Diamonds are the hardest solid materials we know, and the ghostly space-age materials known as aerogels are the least dense. Looking for a challenge, scientists at Lawrence Livermore National Laboratory decided to combine these substances and turn out a spongy, translucent version of a girl's best friend.
The result is a diamond aerogel, definitely the least dense diamond ever and perhaps one of the most valuable aerogels ever. Both aerogels and diamonds have interesting qualities, so a substance that combines their properties could be useful for, say, optics, quantum computing or structural engineering, among other possibilities.
Aerogels are porous, diffuse rigid materials, resembling a solid block of smoke in appearance and a chunk of Styrofoam in texture. They are used to insulate space suits, pick up cosmic particles, and even as home insulation. They're made by constructing a conventional gel and then removing the liquid though supercritical drying. The resulting material is only slightly more dense than air — aerogels themselves are 90 percent air — but retains the structure and rigidity of the non-liquid gel components.
To make a diamond aerogel, Peter J. Pauzauskie and colleagues at Lawrence Livermore National Laboratory started with an amorphous carbon aerogel precursor and placed it in a diamond anvil cell, which is used to subject items to prodigious pressures. The team injected neon to prevent the aerogel from collapsing under the pressure, and subjected the substance to 21, 22.5 and 25.5 gigapascals — that's about 200 to 250 times the pressure at the bottom of the Mariana Trench, in case you're wondering. (It takes about 18 GPa to make a synthetic diamond.)
The resulting aerogel, confirmed through electron and X-ray spectromicroscopy, had a diffuse yet solid nanodiamond matrix. It's transparent and pliable like plastic, and it even sparkles like the big ones, the researchers said. The aerogel possessed a bright and stable photoluminescence, which its precursor material did not. Diamonds emit electrons, so this particle emission could be useful for ultra-strong quantum information processors, the authors say.
The research appears in the Proceedings of the National Academy of Sciences.
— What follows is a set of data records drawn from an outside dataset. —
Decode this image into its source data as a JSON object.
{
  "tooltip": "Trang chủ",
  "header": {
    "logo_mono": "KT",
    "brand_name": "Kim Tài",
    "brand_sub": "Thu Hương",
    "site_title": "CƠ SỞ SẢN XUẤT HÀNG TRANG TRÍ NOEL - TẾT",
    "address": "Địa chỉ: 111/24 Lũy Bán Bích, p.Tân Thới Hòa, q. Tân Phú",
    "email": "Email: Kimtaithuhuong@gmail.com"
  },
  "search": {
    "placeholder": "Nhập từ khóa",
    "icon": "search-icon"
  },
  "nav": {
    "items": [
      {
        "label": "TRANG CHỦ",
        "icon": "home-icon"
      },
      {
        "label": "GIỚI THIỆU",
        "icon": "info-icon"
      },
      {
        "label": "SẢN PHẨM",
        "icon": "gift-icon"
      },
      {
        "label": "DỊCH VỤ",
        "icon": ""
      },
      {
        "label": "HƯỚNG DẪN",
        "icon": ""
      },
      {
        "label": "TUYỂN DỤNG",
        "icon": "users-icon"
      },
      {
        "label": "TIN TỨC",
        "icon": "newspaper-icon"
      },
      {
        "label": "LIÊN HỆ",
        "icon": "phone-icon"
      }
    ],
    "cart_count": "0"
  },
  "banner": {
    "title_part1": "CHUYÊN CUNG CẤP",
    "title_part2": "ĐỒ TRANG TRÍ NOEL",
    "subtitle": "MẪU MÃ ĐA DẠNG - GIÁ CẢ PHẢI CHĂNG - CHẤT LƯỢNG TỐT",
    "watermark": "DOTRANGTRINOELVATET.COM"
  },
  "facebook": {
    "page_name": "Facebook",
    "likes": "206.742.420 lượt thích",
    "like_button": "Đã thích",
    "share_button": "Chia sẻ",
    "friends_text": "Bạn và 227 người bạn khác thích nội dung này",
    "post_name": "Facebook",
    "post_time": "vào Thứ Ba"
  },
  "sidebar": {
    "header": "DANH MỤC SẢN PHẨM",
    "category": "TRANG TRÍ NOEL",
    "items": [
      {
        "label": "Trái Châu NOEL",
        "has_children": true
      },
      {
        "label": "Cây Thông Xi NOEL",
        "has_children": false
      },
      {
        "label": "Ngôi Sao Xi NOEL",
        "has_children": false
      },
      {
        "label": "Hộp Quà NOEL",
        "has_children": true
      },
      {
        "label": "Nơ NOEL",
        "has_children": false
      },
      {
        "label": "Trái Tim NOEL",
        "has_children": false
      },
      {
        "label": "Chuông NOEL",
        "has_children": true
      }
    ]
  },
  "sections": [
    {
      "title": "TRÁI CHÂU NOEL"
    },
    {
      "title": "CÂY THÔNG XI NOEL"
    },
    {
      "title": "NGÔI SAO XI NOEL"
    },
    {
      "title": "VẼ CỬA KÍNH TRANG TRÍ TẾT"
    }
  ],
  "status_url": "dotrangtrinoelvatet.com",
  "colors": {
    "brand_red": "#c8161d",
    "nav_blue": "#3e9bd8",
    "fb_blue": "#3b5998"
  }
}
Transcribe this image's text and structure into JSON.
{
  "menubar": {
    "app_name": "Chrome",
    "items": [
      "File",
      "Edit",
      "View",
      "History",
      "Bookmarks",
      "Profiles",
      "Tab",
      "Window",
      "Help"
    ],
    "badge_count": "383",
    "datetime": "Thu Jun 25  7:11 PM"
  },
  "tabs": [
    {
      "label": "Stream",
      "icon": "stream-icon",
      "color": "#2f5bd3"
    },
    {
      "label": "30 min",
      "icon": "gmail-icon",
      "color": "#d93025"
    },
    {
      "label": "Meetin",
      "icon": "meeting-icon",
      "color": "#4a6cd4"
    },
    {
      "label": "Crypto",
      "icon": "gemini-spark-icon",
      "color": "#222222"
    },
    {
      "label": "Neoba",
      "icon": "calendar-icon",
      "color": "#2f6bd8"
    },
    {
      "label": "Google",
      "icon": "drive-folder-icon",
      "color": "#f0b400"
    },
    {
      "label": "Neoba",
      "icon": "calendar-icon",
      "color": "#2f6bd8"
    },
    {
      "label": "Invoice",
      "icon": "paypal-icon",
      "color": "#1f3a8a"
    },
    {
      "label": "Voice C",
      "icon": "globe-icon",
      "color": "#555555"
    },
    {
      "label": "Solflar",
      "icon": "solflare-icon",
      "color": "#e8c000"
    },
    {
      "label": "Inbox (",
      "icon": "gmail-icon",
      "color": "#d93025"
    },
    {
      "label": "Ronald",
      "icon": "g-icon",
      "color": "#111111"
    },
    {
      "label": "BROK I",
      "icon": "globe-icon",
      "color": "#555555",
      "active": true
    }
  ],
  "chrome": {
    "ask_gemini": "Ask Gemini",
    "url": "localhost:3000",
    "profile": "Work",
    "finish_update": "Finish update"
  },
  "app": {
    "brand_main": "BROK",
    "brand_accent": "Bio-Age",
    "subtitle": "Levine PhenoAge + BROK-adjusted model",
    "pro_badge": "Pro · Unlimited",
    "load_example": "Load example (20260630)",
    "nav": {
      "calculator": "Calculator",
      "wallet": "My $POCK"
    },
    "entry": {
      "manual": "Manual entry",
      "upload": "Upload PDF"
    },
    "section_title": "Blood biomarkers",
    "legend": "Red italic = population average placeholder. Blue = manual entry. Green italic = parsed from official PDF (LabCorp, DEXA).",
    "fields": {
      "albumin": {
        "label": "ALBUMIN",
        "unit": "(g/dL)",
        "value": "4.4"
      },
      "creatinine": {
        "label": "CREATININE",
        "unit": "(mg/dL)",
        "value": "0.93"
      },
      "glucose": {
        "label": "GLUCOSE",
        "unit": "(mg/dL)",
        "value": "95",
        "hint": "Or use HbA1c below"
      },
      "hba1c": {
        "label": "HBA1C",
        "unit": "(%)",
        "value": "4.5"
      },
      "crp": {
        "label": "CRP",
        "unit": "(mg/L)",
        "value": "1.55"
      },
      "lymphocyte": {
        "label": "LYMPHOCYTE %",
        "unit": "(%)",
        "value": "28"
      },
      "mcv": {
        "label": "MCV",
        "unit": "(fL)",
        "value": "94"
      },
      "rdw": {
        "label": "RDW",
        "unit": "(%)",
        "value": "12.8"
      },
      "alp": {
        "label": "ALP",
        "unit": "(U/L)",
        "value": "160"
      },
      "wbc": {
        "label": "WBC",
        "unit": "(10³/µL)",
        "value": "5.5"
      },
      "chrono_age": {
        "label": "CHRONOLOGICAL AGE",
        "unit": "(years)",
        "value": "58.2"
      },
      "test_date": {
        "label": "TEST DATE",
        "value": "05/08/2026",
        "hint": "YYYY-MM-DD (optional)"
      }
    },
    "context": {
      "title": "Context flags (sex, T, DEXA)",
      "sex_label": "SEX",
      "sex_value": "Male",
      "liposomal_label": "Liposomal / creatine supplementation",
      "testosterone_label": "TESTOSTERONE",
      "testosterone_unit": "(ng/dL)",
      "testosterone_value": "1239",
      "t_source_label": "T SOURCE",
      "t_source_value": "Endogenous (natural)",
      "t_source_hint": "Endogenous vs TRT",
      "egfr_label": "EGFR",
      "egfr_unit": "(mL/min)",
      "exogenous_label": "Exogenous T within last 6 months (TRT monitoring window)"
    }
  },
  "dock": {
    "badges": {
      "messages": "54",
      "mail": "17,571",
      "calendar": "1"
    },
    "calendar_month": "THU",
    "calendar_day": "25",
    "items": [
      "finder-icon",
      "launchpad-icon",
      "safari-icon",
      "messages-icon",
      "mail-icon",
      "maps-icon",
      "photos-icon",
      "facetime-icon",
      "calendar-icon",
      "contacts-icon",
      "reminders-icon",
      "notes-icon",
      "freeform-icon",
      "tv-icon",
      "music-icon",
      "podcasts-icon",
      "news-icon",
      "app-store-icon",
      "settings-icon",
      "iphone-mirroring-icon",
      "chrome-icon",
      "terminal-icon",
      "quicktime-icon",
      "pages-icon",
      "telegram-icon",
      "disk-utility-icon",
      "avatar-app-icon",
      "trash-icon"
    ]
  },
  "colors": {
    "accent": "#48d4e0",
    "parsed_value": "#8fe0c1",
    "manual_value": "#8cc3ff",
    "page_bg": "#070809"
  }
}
I wonder if the characteristics of this gel, apply thinly or maybe even in a thick manner would amplify solar panels as it may pick up from different angles and frequencies of sun light. My imagination wonders....hm.
Next big thing: Paris Hilton sleeping on Diamond Memory Foam
and Linsday Lohan going to jail for trying to steal it.
@Bubba There are silicone aerogels that might work better than diamond ones for your solar project.
my uncle is an engineer, and lives in livermore, I wonder if he worked on this...
wonder what the thermal properties are..,coat the next shuttle in this, pump gas tough... very tough heat protection you never take off
I bet it's extremely expensive.
Great, now we'll have to buy diamond aerogel rings for 10x the money.
I'm thinking more along the lines of a strong enough, yet light enough, material for something like cables to an orbiting space elevator. So far, the best material I've heard of is carbon-fiber. Sure, the cost would be(appropriatly) out of this world, but so would the possibilities!
Diamond Aerogels would be great to use for a TPS, thermal protection system, for atmospheric re-entry craft. of course there are a lot of stress and other requirements that would have to be checked out first. I would think that the coefficient of linear expansion is much less for diamond aerogels than it is for the ceramic TPS tiles of the Space Shuttles, so it may be used over the complete surface and not as a tile like system.
Touring the Columbia Space Shuttle when it was being refurbished at Boeing years ago in Palmdale Ca. I got to hold a aerogels-like Space Shuttle ceramic tile, it was very light.
So if these aerogels are filled with air. Extract the air from the diamond aerogel under vacuum and coat the surface with diamond. The result could actually be lighter than air.
I doubt this would be stable, or even possible, for large structures. But could maybe be done with sand-sized pieces. Bind these together (in another aerogel) and build lighter-than-air buildings.
Ron: Not really, diamond will burn at 700 degC, the space shuttle can reach over twice that on reentry. And since this is an aerogel the stuff will burn quick.
PLus the scale of these things are tiny. They can only be made in a diamond anvil now and that means these are 1~2 mm big at best.
The scary thing is when something like this is able to get mass produced, some fool gets the bright idea to weaponize it.